The polarization of politics in America is tearing our nation apart. Conservatives and liberals agree on nearly nothing. The separate states of our country play for power against a powerful and growing federal government. Is unity the future of these united states we call America?
United we stand or standing divided?
Is it possible that the U.S. will break up or tear apart? If Peggy Noonan can opine on the prospect, it must be so.
Is it possible that the polarization of politics across our fifty states will regionalize the nation into separate areas? John Naisbitt in his best seller, Megatrends, spoke seriously of the prospect back in 1982.
Will there be two Americas, or three, or four? Americans have noticed the deepening divisions, particularly since Obama won the White House.
Whatever happened to prosperity?
Our nation now stands divided over not one but many issues, although they all seem to root in the failing economy and poor prospects for the prosperity of Americans. Unemployment prevails, economic growth stagnates, more Americans than ever cannot make their own way. How to remedy these issues polarizes across the two prevailing political perspectives.
Polarized perspectives on prosperity
Conservatives believe prosperity arises from the initiative of individuals, capitalism, a free-market economy, freedom to choose, and limited government. Liberals believe in the collective that is ruled from a centralized socialist government by a few individuals who think they know best what to do, how to do it, and write rules for the rest of us to obey. Has no one noticed the level of mediocrity that prevails in socialist nations?

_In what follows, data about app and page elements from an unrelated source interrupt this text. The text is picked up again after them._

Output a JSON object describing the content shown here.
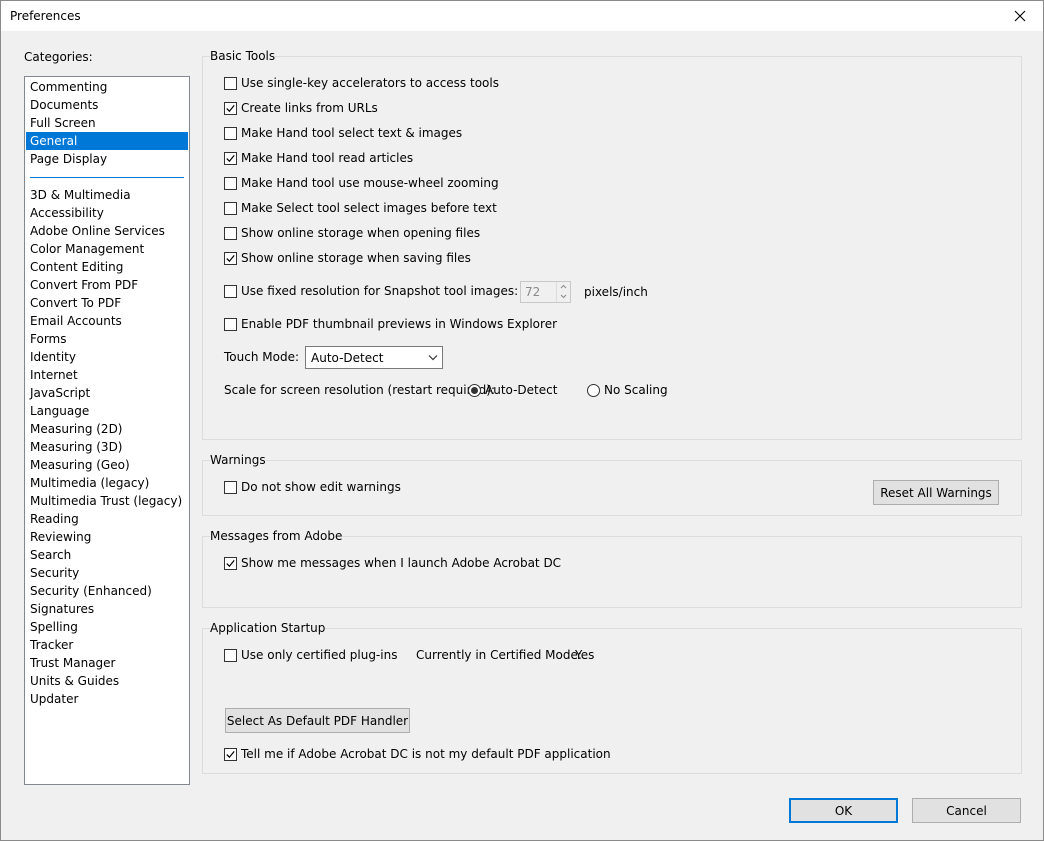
{
  "window": {
    "title": "Preferences"
  },
  "sidebar": {
    "label": "Categories:",
    "top_items": [
      "Commenting",
      "Documents",
      "Full Screen",
      "General",
      "Page Display"
    ],
    "selected": "General",
    "items": [
      "3D & Multimedia",
      "Accessibility",
      "Adobe Online Services",
      "Color Management",
      "Content Editing",
      "Convert From PDF",
      "Convert To PDF",
      "Email Accounts",
      "Forms",
      "Identity",
      "Internet",
      "JavaScript",
      "Language",
      "Measuring (2D)",
      "Measuring (3D)",
      "Measuring (Geo)",
      "Multimedia (legacy)",
      "Multimedia Trust (legacy)",
      "Reading",
      "Reviewing",
      "Search",
      "Security",
      "Security (Enhanced)",
      "Signatures",
      "Spelling",
      "Tracker",
      "Trust Manager",
      "Units & Guides",
      "Updater"
    ]
  },
  "basic_tools": {
    "title": "Basic Tools",
    "options": [
      {
        "label": "Use single-key accelerators to access tools",
        "checked": false
      },
      {
        "label": "Create links from URLs",
        "checked": true
      },
      {
        "label": "Make Hand tool select text & images",
        "checked": false
      },
      {
        "label": "Make Hand tool read articles",
        "checked": true
      },
      {
        "label": "Make Hand tool use mouse-wheel zooming",
        "checked": false
      },
      {
        "label": "Make Select tool select images before text",
        "checked": false
      },
      {
        "label": "Show online storage when opening files",
        "checked": false
      },
      {
        "label": "Show online storage when saving files",
        "checked": true
      }
    ],
    "fixed_resolution_label": "Use fixed resolution for Snapshot tool images:",
    "fixed_resolution_checked": false,
    "resolution_value": "72",
    "resolution_unit": "pixels/inch",
    "thumbnail_label": "Enable PDF thumbnail previews in Windows Explorer",
    "thumbnail_checked": false,
    "touch_mode_label": "Touch Mode:",
    "touch_mode_value": "Auto-Detect",
    "scale_label": "Scale for screen resolution (restart required):",
    "scale_options": [
      "Auto-Detect",
      "No Scaling"
    ],
    "scale_selected": "Auto-Detect"
  },
  "warnings": {
    "title": "Warnings",
    "option_label": "Do not show edit warnings",
    "option_checked": false,
    "reset_button": "Reset All Warnings"
  },
  "messages": {
    "title": "Messages from Adobe",
    "option_label": "Show me messages when I launch Adobe Acrobat DC",
    "option_checked": true
  },
  "startup": {
    "title": "Application Startup",
    "certified_label": "Use only certified plug-ins",
    "certified_checked": false,
    "mode_label": "Currently in Certified Mode:",
    "mode_value": "Yes",
    "default_handler_button": "Select As Default PDF Handler",
    "tell_me_label": "Tell me if Adobe Acrobat DC is not my default PDF application",
    "tell_me_checked": true
  },
  "footer": {
    "ok": "OK",
    "cancel": "Cancel"
  },
  "colors": {
    "accent": "#0078d7",
    "selection_text": "#ffffff"
  }
}
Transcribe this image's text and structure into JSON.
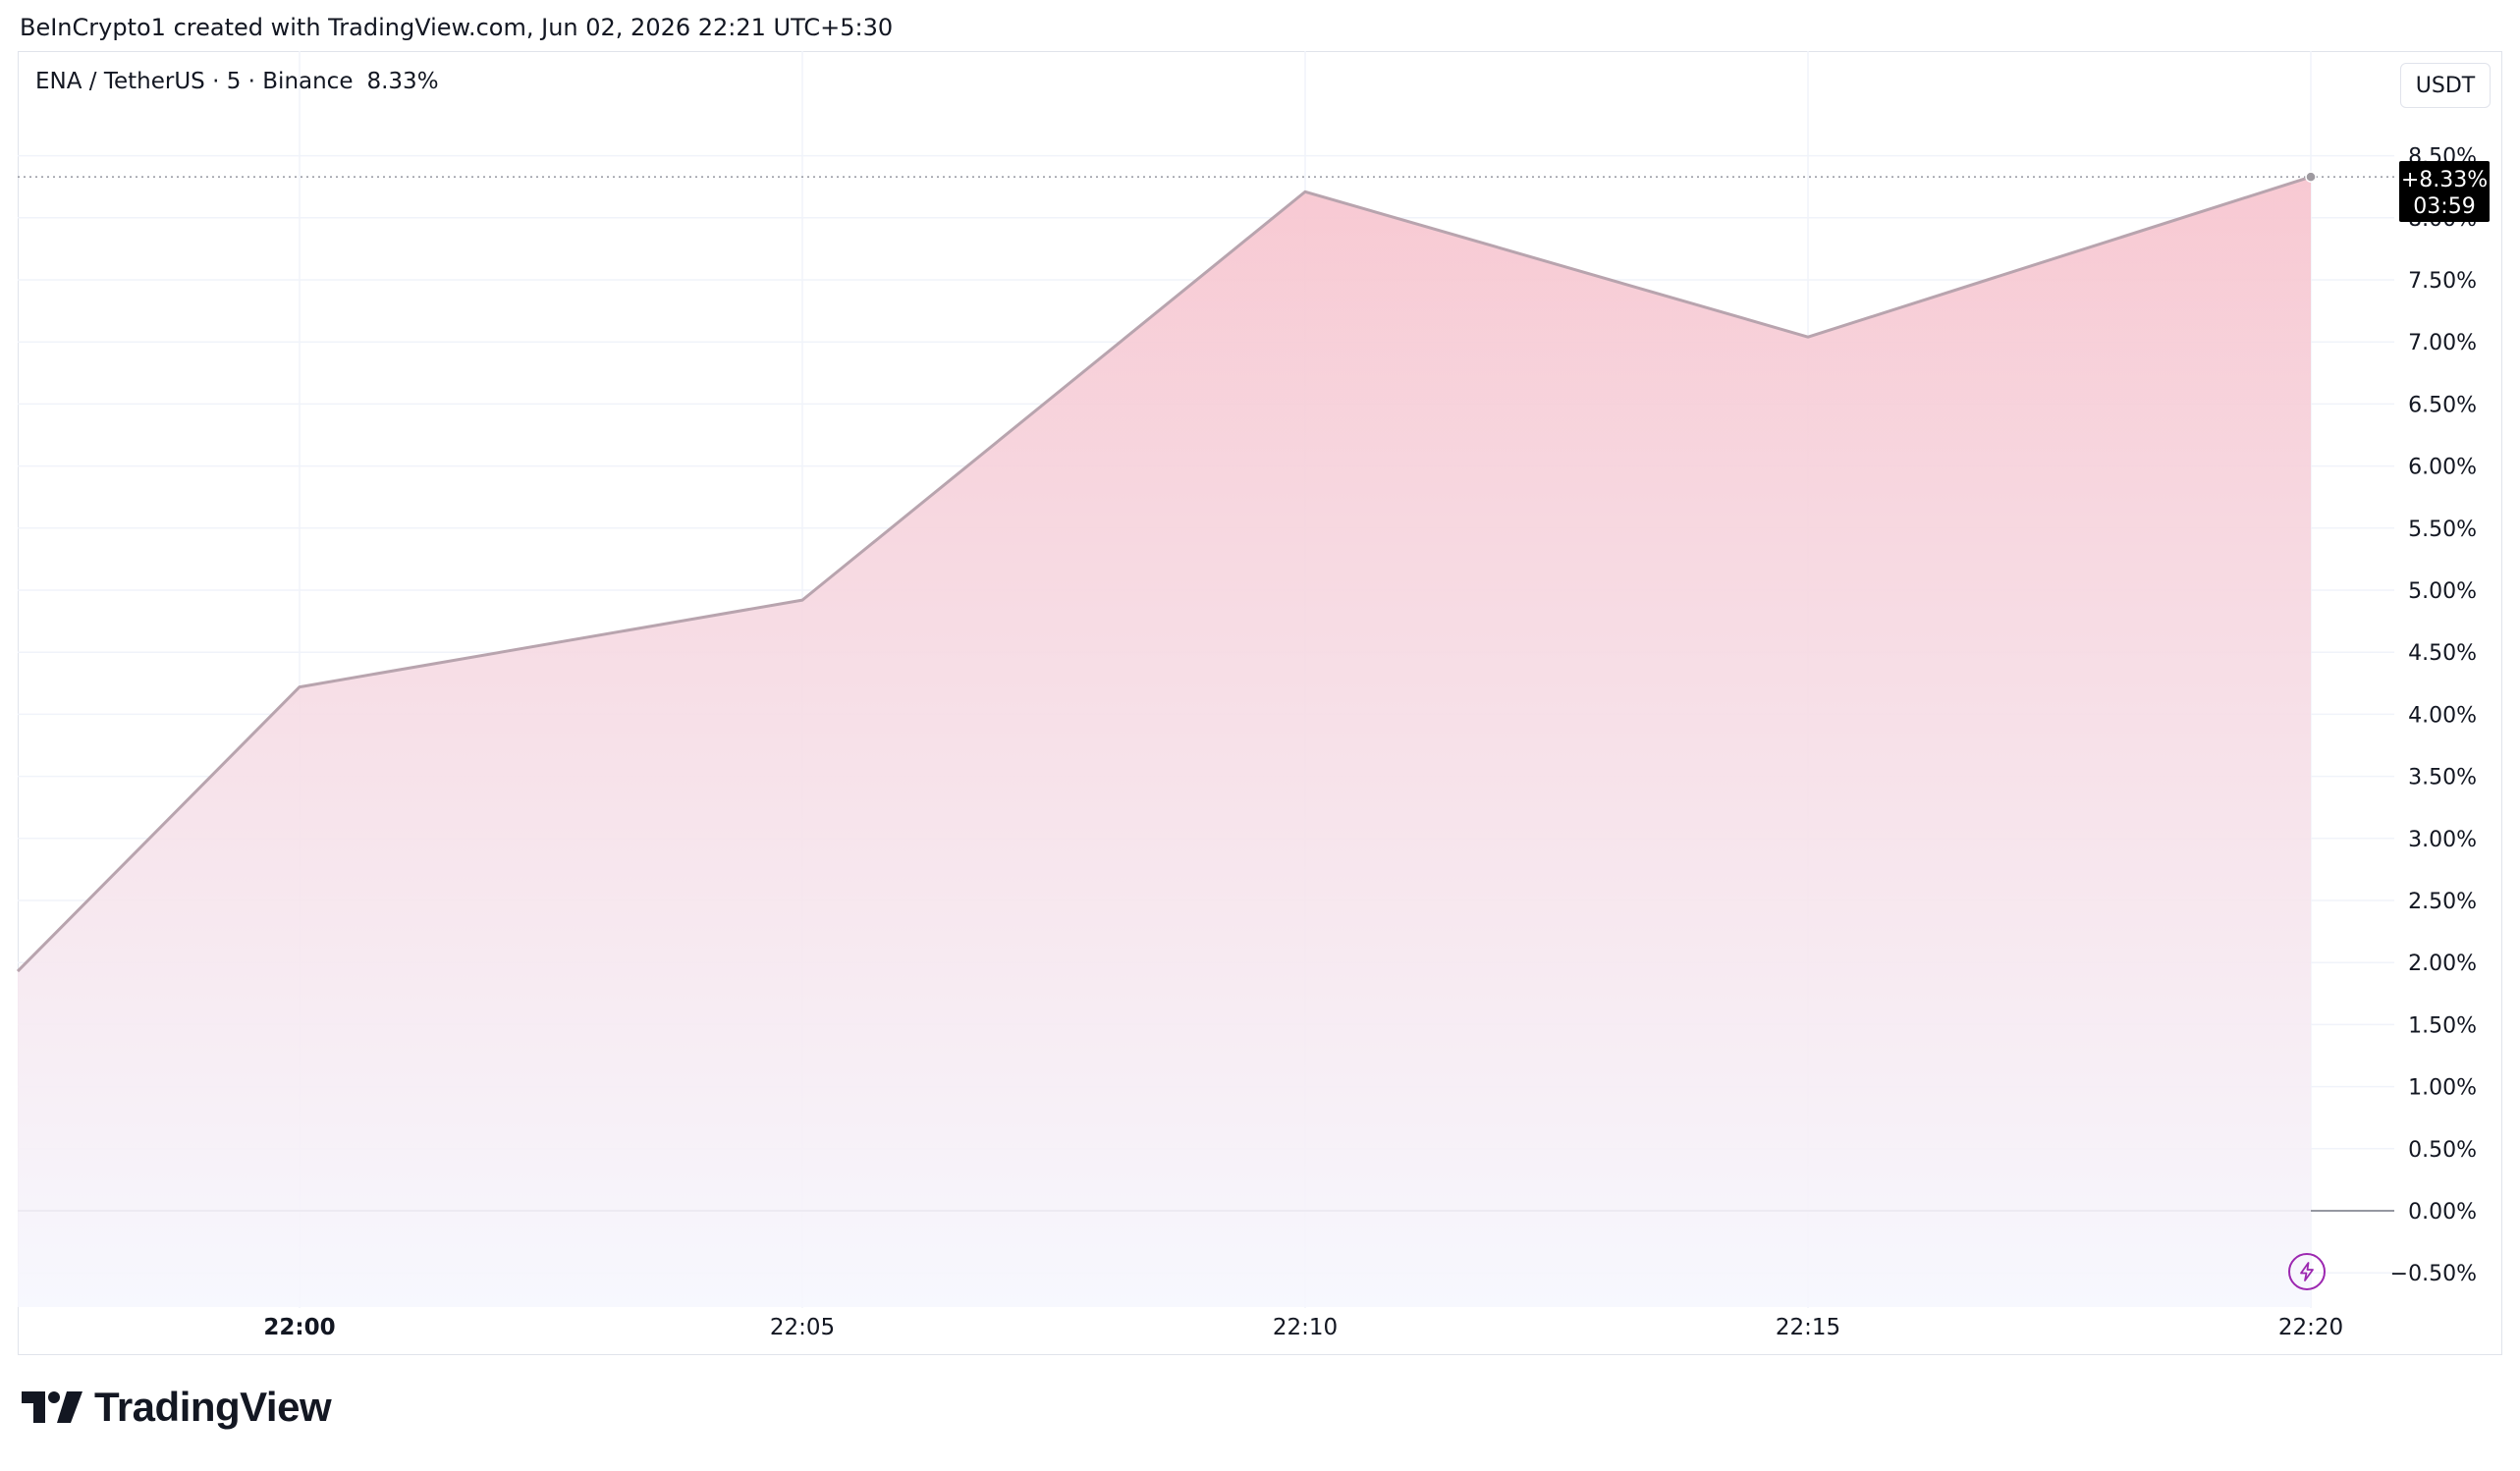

No notice of economic decay, progression of poverty, eventual disintegration?
What to do without?
Liberals want a regimented society without religion, wealth, personal incentive, achievement, or anything else that makes us unequal or shows up the natural differences among every one of us. Liberals think we have too much of all of that going on.
Conservatives want a free society without overbearing regulation, undue restriction, prohibitive rules, excessive taxation, or governments telling them what to do. Conservatives want to be left alone to pursue their interests, incomes, and individuality in the ways that they wish, as long as it harms no one else.
Liberals love to leave no one alone in the belief that their liberal ways are best. They dislike anyone who disagrees and like to silence dissenters. Liberals think their opinions are the only ones that exist and won’t give up until yours are theirs.
Red states and blue states
The red states of the Union cast the majority of their votes to conservatives. Blue states cast the majority of their votes to liberals. Such voting patterns reflect less on political party than it does on what voters believe makes for prosperity.
For example, Texas, South Dakota, Arizona are red states where unemployment is low, taxes are low, jobs are plentiful, and prosperity prevails. Contrast that to blue states such as California, New York, or Illinois, where unemployment is high, taxes are high, jobs are sparse, welfare is through the roof, cities are bankrupt, and poverty prevails over prosperity. Is there any question that the red states have it right about prosperity? What more evidence do blue states need to know that social policies cause decline?
It is obvious that red states and blue states prefer their colors since state voters continue to vote in the same old political hues. This speaks of a rooted satisfaction in the political stance of the individual states with no move toward unity as to the governance of the whole.
Fork in the road
The divide runs deep with the pace of polarization quickening in the current administration. Obama promised to unite when all he has done is divide, with the point of disintegration seemingly imminent. What are neighbors to do when neighbors as states are not aligned, when one cannot compromise with the other nor win another over to the other side?
Americans must decide to stick with their states or build a better road to prosperity for the whole. Accomplishing either faces huge challenges. Ideas, anyone?